The personal computer ran into an evolutionary rut at the time when it had the most diversity of systems architectures, their very deliberate and often pointless incompatibilities wielded like clubs by corporate interests vying for monopolistic control of market share. It was the old Industrial Age mindset abusing a Post-Industrial technology with its quaint notions of value and fuddy-duddy ideas about how money is supposed to be made. The industry had to be dragged kicking and screaming into the realization that market share was, in fact, keyed to interoperability rather than propriety. That the personal computer existed in a non-zero-sum ecology and made more profit the more you shared and cooperated. Today we have but a few, mostly open, mainstream personal computer architectures and more physical diversity in design, a more rapid pace of advance, and greater potential for personalization and customization than was ever imagined possible in the late 1970s and early ’80s.
Relegated to an upper tier of peer organization largely independent of the individual human-scale retrofit use, the modular backplane of Paracity is not so much an overarching architectural scheme as it is a genome in which an unlimited number of urban situations can be ‘sequenced’, expressed, and evolved. It imposes order and standardization to facilitate its ease of use and change, but doesn’t impose any individual designer’s ego over the aesthetic of the habitat. It is not megalomaniaclemegabuild. It’s Lego.

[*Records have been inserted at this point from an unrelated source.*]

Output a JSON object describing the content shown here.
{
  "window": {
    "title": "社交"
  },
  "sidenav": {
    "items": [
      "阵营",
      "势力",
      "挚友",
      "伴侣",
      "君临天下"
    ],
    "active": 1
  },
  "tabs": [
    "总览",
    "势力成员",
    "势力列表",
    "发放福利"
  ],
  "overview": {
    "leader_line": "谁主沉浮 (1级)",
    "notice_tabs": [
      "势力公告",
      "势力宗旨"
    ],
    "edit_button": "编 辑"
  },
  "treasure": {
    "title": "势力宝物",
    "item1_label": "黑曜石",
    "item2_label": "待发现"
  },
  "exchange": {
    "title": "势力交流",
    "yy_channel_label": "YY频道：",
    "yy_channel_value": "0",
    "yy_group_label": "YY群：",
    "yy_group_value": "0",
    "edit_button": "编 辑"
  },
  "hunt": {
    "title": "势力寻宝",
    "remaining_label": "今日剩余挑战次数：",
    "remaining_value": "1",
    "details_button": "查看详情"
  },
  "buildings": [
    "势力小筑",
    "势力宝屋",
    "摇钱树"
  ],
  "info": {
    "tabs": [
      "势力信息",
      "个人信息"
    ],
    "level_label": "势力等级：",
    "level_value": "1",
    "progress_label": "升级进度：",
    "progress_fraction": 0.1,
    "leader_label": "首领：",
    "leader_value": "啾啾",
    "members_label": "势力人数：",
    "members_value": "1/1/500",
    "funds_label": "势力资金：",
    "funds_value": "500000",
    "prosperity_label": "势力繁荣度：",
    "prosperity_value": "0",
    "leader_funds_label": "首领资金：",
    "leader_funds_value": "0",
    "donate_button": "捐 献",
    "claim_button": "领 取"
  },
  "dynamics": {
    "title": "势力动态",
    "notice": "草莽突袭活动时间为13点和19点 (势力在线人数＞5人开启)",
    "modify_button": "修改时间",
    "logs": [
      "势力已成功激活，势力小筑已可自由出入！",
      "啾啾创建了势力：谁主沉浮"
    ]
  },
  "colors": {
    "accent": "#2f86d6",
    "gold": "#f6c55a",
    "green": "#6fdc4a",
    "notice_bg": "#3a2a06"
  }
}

If realized, I think Paracity has the potential to be a breakthrough on many fronts. The community planned for Taipei promises to be a great opportunity for exploring peer-to-peer urbanism and the cultivation of a Post-Industrial culture rooted in the new technologies of alternative energy, sustainable resource use, urban farming, and independent production and economy. Being right in the midst of one of the world’s most important and cosmopolitan cities, the catalytic potential is great. It could be an opportunity for people from around the world to converge on the experimentation and demonstration of a very new urban lifestyle without the hassles and hardships of retreating to the remote edge-of-wilderness locations so many intentional communities are relegated to. And it offers the prospect of creating a package of systems–a vernacular–that, like an urban version of OSE’s Global Village Construction Set, can be freely disseminated through the medium of the internet and applied most anywhere. By virtue of the kind of technology used–the standardization and ready reproducibility and repurposing of this urban backplane–one could contribute to this project in many ways from anywhere in the world. This is most definitely a project to keep an eye on.
Eric Hunting, firstname.lastname@example.org